Academic blogging takes time and at this point no one really knows what its place is in musicology, with respect to both professional development and development of the profession. If Phil is indeed correct (and I hope he is) that musicology blogs have the power to move the discipline in new directions, then I want to put my best foot forward. At the same time, I want to do my best to actually keep it real, honest, current, and interesting, not only for myself but also for you. Not an easy combination, but just like any relationship it goes nowhere without a bit of effort–even if it (hopefully) looks easy.
I think Billy Joel says it best in this performance form 1977.* Pretend he’s singing to his blog and, by extension, the blogging/blog-reading community, as you watch and listen**:
Don’t go changing, to try and please me
You never let me down before
Don’t imagine you’re too familiar
And I don’t see you anymore
I wouldn’t leave you in times of trouble
We never could have come this far
I took the good times, I’ll take the bad times
I’ll take you just the way you are
Don’t go trying some new fashion
Don’t change the color of your hair
You always have my unspoken passion
Although I might not seem to care
I don’t want clever conversation
I never want to work that hard
I just want someone that I can talk to
I want you just the way you are.
I need to know that you will always be
The same old someone that I knew
What will it take till you believe in me
The way that I believe in you.
I said I love you and that’s forever
And this I promise from the heart
I could not love you any better
I love you just the way you are.
* Yes, that’s right, I am a big fan of Billy Joel and now you know…

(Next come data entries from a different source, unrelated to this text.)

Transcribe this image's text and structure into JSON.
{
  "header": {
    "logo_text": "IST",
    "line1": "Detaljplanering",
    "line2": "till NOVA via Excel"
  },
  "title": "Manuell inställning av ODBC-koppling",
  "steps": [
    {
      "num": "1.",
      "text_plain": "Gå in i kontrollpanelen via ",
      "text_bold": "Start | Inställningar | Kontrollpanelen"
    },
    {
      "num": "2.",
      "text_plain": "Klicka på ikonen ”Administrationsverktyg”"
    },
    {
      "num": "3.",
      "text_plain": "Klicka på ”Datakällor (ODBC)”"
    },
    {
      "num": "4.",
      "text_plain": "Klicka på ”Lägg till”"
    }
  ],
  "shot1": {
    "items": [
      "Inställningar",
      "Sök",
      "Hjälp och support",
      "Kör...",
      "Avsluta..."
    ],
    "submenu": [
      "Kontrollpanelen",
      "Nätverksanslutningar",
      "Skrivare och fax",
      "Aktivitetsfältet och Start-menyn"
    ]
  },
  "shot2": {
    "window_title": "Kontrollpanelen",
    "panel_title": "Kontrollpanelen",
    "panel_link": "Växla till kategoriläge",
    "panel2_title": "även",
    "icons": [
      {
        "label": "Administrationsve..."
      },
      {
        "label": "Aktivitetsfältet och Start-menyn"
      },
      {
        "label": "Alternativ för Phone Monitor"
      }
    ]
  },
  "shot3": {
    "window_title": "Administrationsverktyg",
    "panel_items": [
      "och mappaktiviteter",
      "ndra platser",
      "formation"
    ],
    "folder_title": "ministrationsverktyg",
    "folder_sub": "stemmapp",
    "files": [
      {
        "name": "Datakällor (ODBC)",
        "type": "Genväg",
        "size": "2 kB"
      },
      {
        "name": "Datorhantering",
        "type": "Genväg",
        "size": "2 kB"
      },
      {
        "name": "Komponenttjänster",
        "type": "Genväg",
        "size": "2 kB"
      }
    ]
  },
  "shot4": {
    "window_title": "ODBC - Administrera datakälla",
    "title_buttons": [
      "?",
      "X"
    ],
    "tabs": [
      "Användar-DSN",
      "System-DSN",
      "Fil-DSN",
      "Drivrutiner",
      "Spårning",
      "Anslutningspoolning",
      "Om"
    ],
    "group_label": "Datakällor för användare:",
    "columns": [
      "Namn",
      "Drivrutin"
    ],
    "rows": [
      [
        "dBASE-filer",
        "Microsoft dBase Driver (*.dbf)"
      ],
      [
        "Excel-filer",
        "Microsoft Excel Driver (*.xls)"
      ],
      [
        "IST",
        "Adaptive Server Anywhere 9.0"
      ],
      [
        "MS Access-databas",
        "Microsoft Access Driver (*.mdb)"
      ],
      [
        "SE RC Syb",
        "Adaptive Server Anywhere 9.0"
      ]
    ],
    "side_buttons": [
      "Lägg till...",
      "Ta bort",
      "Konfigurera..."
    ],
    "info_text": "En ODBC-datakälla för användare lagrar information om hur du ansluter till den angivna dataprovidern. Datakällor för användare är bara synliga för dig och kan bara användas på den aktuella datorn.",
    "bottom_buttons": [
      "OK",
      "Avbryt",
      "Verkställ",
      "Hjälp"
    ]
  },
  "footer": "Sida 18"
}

** I have to say that I disagree with Billy on one point here, a little clever conversation never hurts–be that in a blog or a relationship.